Not that long ago, retirement meant leaving work, fully, by age 65 to live off a pension and Social Security in your golden years. But retirement is looking much different for baby boomers, and it will likely mean something else entirely to future generations.

Here are four reasons the face of retirement is changing today: 

  1. Longer life spans. People are working longer today because they’re living longer. In the 1930s, men lived, on average, until age 58. Most women could expect to live to just 62. Today, life expectancy in the United States is at a record high. The average American can expect to live to 78.8 years, according to the Centers for Disease Control and Prevention.
  2. Improved health and health care. Modern medicine and a better understanding of what makes a healthy lifestyle—sensible diets, regular exercise—have reduced the prevalence of disease and other ailments that previously left people incapacitated.
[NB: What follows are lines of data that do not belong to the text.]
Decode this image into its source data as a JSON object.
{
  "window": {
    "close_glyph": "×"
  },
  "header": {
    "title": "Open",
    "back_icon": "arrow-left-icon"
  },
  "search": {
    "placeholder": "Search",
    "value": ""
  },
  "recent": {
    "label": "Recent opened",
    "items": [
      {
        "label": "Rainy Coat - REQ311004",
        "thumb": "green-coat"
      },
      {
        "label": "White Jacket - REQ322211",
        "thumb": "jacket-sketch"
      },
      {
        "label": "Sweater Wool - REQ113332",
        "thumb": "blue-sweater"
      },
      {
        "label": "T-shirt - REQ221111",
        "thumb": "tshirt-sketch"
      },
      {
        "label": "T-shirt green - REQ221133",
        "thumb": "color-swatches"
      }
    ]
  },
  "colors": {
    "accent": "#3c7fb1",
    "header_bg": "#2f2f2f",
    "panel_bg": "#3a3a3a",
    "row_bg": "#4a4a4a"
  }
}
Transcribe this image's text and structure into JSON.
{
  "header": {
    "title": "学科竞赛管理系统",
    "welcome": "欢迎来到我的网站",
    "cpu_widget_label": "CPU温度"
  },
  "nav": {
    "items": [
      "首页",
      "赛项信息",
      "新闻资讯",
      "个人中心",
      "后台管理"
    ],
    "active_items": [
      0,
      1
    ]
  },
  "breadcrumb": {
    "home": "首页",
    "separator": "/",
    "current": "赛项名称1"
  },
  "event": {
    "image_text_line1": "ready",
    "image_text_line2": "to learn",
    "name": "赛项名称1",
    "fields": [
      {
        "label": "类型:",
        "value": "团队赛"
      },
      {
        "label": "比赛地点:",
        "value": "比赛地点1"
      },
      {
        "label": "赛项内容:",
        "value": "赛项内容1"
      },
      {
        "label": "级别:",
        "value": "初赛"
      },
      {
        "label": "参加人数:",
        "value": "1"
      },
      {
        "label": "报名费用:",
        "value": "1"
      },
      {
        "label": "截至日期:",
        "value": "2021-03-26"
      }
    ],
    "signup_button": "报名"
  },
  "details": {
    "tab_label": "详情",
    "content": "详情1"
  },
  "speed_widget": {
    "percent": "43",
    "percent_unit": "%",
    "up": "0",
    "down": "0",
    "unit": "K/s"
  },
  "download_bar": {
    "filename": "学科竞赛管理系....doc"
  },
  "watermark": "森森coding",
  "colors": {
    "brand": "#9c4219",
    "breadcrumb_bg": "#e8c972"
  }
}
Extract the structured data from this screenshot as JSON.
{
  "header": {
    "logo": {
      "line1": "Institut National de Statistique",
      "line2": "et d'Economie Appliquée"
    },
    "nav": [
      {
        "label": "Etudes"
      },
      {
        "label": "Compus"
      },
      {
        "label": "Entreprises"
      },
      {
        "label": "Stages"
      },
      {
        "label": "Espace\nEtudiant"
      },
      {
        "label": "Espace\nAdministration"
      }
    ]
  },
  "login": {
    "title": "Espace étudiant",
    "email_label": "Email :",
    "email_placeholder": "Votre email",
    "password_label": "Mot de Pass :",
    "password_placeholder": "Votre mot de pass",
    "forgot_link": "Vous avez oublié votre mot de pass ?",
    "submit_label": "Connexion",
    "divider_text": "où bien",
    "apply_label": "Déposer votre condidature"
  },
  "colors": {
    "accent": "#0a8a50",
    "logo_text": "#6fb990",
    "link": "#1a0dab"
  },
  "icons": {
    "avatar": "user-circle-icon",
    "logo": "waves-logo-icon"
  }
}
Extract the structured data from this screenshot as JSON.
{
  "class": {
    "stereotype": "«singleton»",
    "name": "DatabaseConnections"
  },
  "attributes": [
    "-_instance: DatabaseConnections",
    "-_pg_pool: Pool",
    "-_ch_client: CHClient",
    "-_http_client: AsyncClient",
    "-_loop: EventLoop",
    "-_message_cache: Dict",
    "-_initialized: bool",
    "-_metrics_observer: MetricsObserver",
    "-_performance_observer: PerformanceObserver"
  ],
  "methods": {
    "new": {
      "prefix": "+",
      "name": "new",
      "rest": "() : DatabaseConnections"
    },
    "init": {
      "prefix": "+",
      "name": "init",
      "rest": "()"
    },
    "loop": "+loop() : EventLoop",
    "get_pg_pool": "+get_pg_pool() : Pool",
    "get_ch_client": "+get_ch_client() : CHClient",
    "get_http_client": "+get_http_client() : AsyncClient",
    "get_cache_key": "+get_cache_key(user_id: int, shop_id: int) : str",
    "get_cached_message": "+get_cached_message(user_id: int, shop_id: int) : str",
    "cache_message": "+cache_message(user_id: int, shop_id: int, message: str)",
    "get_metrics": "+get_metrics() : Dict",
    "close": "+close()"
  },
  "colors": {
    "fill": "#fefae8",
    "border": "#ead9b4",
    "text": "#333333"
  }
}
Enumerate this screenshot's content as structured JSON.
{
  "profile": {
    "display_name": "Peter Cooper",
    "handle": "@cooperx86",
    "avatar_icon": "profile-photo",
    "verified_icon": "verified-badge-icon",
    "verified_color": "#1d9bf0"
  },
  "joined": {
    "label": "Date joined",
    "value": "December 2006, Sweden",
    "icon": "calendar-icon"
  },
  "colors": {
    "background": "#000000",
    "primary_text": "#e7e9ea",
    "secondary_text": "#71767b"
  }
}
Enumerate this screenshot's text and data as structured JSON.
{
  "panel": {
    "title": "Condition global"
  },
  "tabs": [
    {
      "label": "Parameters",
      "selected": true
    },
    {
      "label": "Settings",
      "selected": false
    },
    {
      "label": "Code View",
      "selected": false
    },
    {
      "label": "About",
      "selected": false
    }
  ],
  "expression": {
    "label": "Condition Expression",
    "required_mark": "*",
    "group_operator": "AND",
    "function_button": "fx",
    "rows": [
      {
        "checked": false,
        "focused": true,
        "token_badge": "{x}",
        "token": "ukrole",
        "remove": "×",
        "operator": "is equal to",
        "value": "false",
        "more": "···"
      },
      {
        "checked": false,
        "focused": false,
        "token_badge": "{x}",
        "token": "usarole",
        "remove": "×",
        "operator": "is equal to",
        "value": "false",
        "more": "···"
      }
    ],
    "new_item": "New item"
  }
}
As a result, many more people are able to live relatively normal, active lives.
  3. Active retirees. Because of longer life spans and better health, many Americans are finding they want to do something constructive with their remaining years, whether that’s raising grandchildren, launching a second career, or volunteering in the community. Research from the Aegeon Center for Longevity and Retirement found that, among adults 55 and older, 51 percent wanted to continue working until 65 or later. Among those adults, the majority—59 percent—said they wanted to continue working to keep active and alert. 
  4. Flexible employers. Baby boomers’ new approach to retirement as well as workforce needs are persuading employers to rethink the way they handle retirement. Many businesses are finding ways to keep older employees on part time or in mentorship roles. Some are transitioning older workers into positions that are less physically demanding. However, the Aegeon study found that employers could be doing more. Many don’t provide retraining options or continued healthcare coverage, and 31 percent still provide no transitional support.